Nothing to do with bathroom fittings, this was actually the final film directed by William Castle, that master of the gimmicky horror or thriller who by this stage in his career was getting a bit past it in the entertainment world. However, Shanks represented a swan song of sorts, as it was unlike anything he had tried before; yes, it was a horror movie, but in its way it was in a style all its own, though it's true a more imaginative director than Castle could have made it all the more striking. Nevertheless, this was a seriously odd endeavour, and he was to be applauded for at least trying something this out there when he could have played it safe and rested on his laurels.
Safe like one of his contemporary productions Bug, which he didn't direct but did hit the publicity trail with a large cockroach for, so he continued to have one eye on the moneymaking possibilities of showmanship when combined with the cinema industry. And in his way, Marceau was Castle's final gimmick in that his Shanks character spoke nary a word, though the scientist muttered a few lines, but it was the art of mime which was being brought to the fore here, of which his star was the world's most famous exponent. This was Marceau's first film since his appearance in Barbarella, and he was a truly remarkable man, with a great humanitarian depth of feeling combined with an excellent talent for his chosen art.

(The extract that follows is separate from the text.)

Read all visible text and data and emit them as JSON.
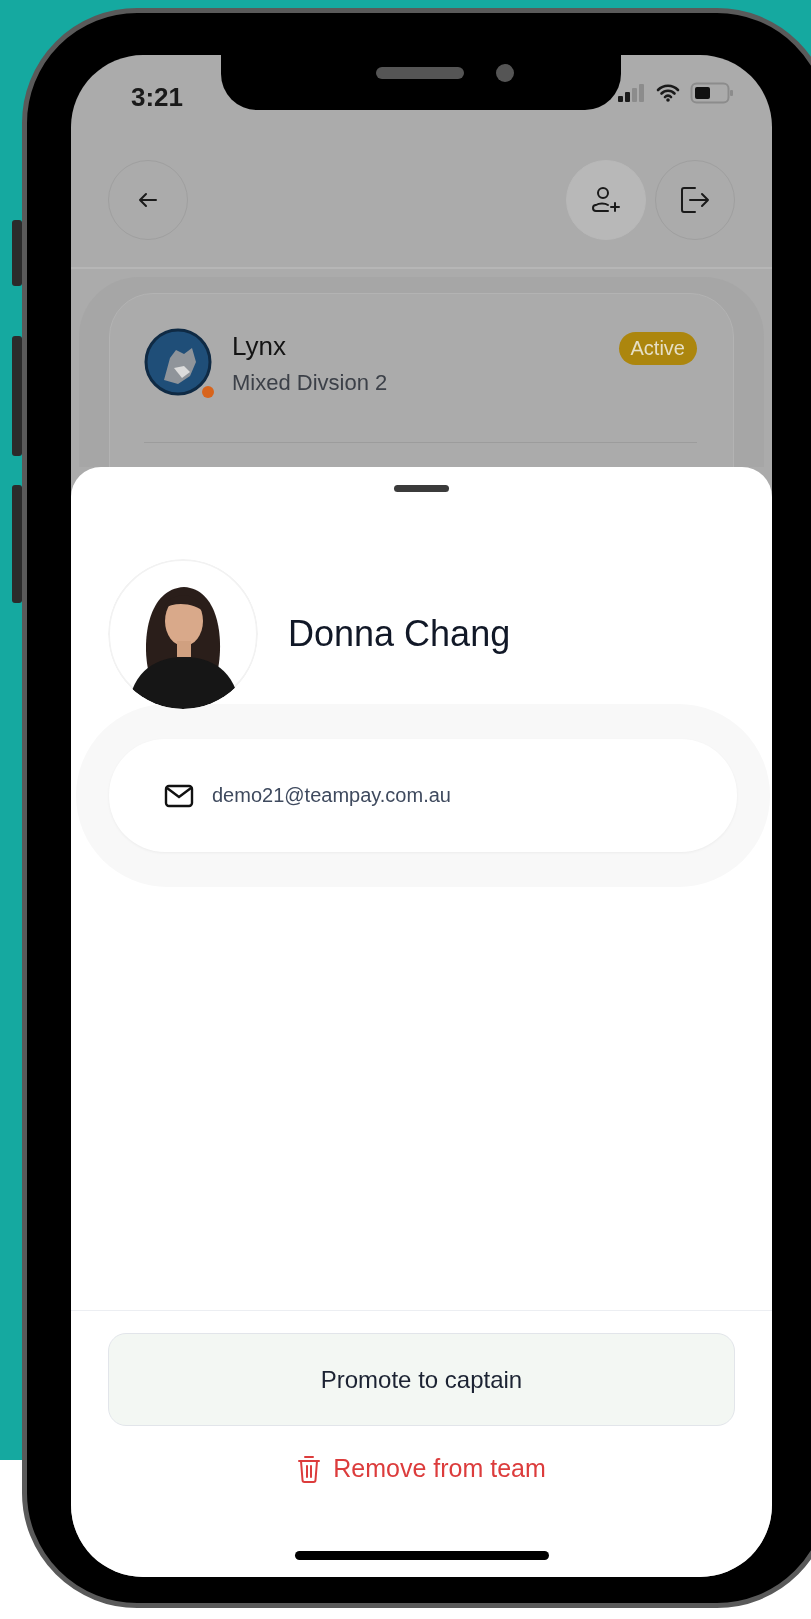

But did that come across here? Marceau was well known to have saved many children from the Nazis in World War II, so it's no surprise to see Shanks's best friend here be a young teenage girl, Celia (ex-child star Cindy Eilbacher) whose relationship is entirely wholesome yet off kilter when he is so much older than she is: some viewers can find this offputting. Though not as offputting as what Shanks gets up to after Old Walker dies having taught him the secrets of his research. The elderly man had graduated from animating frogs with electrodes to remote controlling a chicken and when the brother-in-law arrives to give Shanks trouble, he sets the chicken on him which bloodily pecks him to death.
What? It only gets more strange, with the sister expiring too and Shanks re-animating both their corpses to do his bidding thanks to little gizmos to direct them. He invites Celia out for a picnic, and she is charmed at the jerky antics of the husband and wife (Chelton and Clay were professional mimes choreographed by Marceau) - or she is until she gets a good look at their glassy eyes and twigs that they're dead. Bizarrely (as if this could be anything else), she then is won over to the idea and accepts an invitation to go visit the scientist's mansion house for a party (of two people and two corpses) where the cutting of the birthday cake results in the cutting off of the sister's finger, triggering the most nightmarish part of the tale. This means the Hell's Angels basically, and the tone grows yet darker with the opening title card's promise this would be a "Grim Fairy Tale" being lived up to with deliberate dedication. Is this enjoyable? It's more interesting really, with its twisted Gothic Americana tone, but Marceau's fans would doubtless be intrigued. Music by Oscar-nominated Alex North.